What the task requires: Identify all lines below that hold "Copy" and collect them.

[Element data from apps and pages]
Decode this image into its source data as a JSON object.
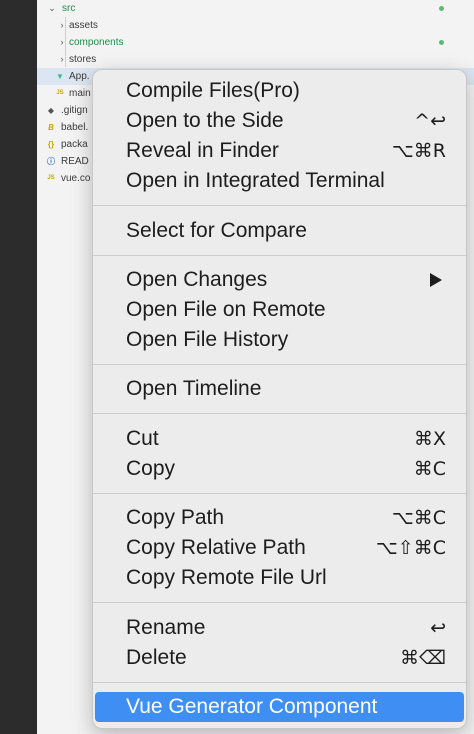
{
  "explorer": {
    "items": [
      {
        "label": "src",
        "chevron": "⌄",
        "icon": "",
        "color": "#1e8f4d"
      },
      {
        "label": "assets",
        "chevron": "›",
        "icon": "",
        "color": "#3b3b3b"
      },
      {
        "label": "components",
        "chevron": "›",
        "icon": "",
        "color": "#1e8f4d"
      },
      {
        "label": "stores",
        "chevron": "›",
        "icon": "",
        "color": "#3b3b3b"
      },
      {
        "label": "App.",
        "chevron": "",
        "icon": "▼",
        "color": "#3b3b3b"
      },
      {
        "label": "main",
        "chevron": "",
        "icon": "JS",
        "color": "#3b3b3b"
      },
      {
        "label": ".gitign",
        "chevron": "",
        "icon": "◆",
        "color": "#3b3b3b"
      },
      {
        "label": "babel.",
        "chevron": "",
        "icon": "B",
        "color": "#3b3b3b"
      },
      {
        "label": "packa",
        "chevron": "",
        "icon": "{}",
        "color": "#3b3b3b"
      },
      {
        "label": "READ",
        "chevron": "",
        "icon": "ⓘ",
        "color": "#3b3b3b"
      },
      {
        "label": "vue.co",
        "chevron": "",
        "icon": "JS",
        "color": "#3b3b3b"
      }
    ]
  },
  "menu": {
    "items": [
      {
        "label": "Compile Files(Pro)",
        "shortcut": ""
      },
      {
        "label": "Open to the Side",
        "shortcut": "^↩"
      },
      {
        "label": "Reveal in Finder",
        "shortcut": "⌥⌘R"
      },
      {
        "label": "Open in Integrated Terminal",
        "shortcut": ""
      },
      {
        "label": "Select for Compare",
        "shortcut": ""
      },
      {
        "label": "Open Changes",
        "shortcut": ""
      },
      {
        "label": "Open File on Remote",
        "shortcut": ""
      },
      {
        "label": "Open File History",
        "shortcut": ""
      },
      {
        "label": "Open Timeline",
        "shortcut": ""
      },
      {
        "label": "Cut",
        "shortcut": "⌘X"
      },
      {
        "label": "Copy",
        "shortcut": "⌘C"
      },
      {
        "label": "Copy Path",
        "shortcut": "⌥⌘C"
      },
      {
        "label": "Copy Relative Path",
        "shortcut": "⌥⇧⌘C"
      },
      {
        "label": "Copy Remote File Url",
        "shortcut": ""
      },
      {
        "label": "Rename",
        "shortcut": "↩"
      },
      {
        "label": "Delete",
        "shortcut": "⌘⌫"
      },
      {
        "label": "Vue Generator Component",
        "shortcut": ""
      }
    ]
  },
  "colors": {
    "highlight": "#3f8ef3",
    "git_added": "#5fb878",
    "folder_modified": "#1e8f4d"
  }
}
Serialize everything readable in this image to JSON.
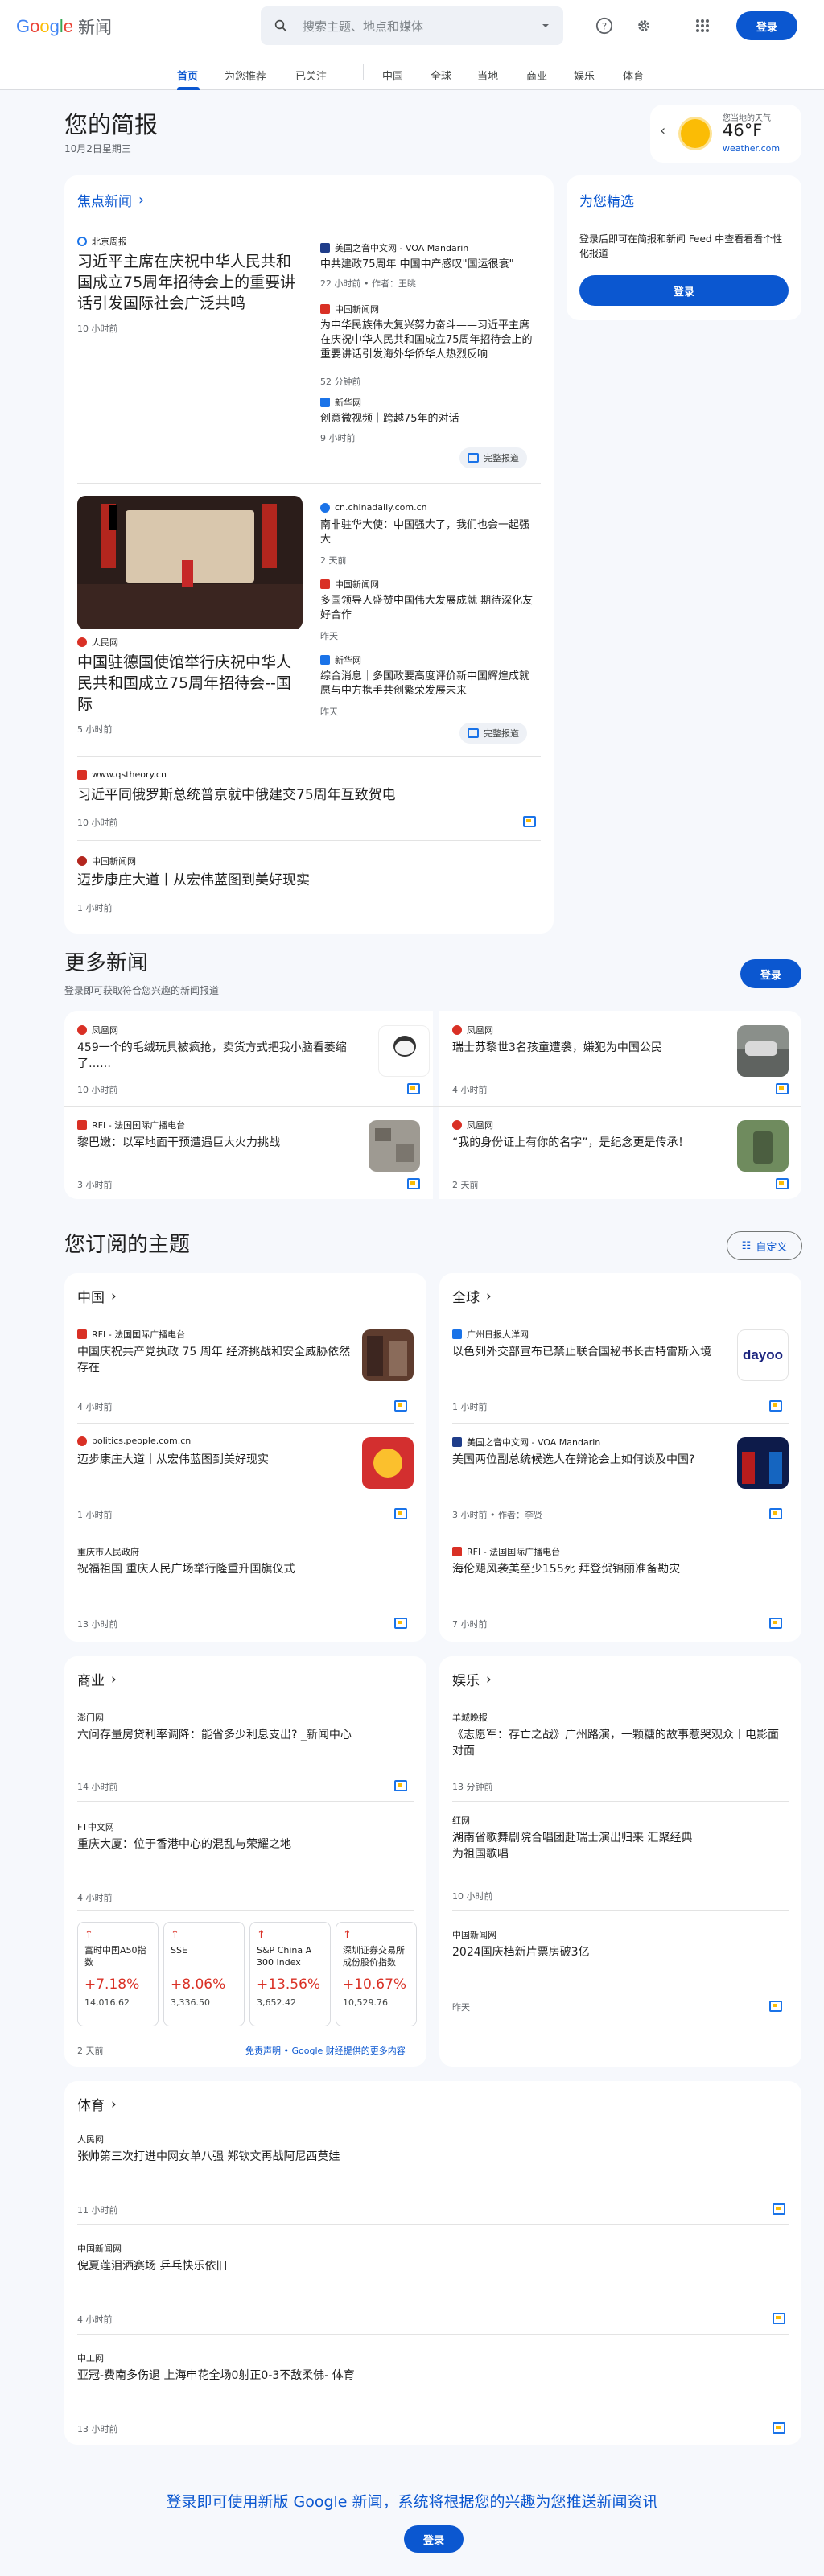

Response to the task:
        "label": "Copy",
        "label": "Copy Path",
        "label": "Copy Relative Path",
        "label": "Copy Remote File Url",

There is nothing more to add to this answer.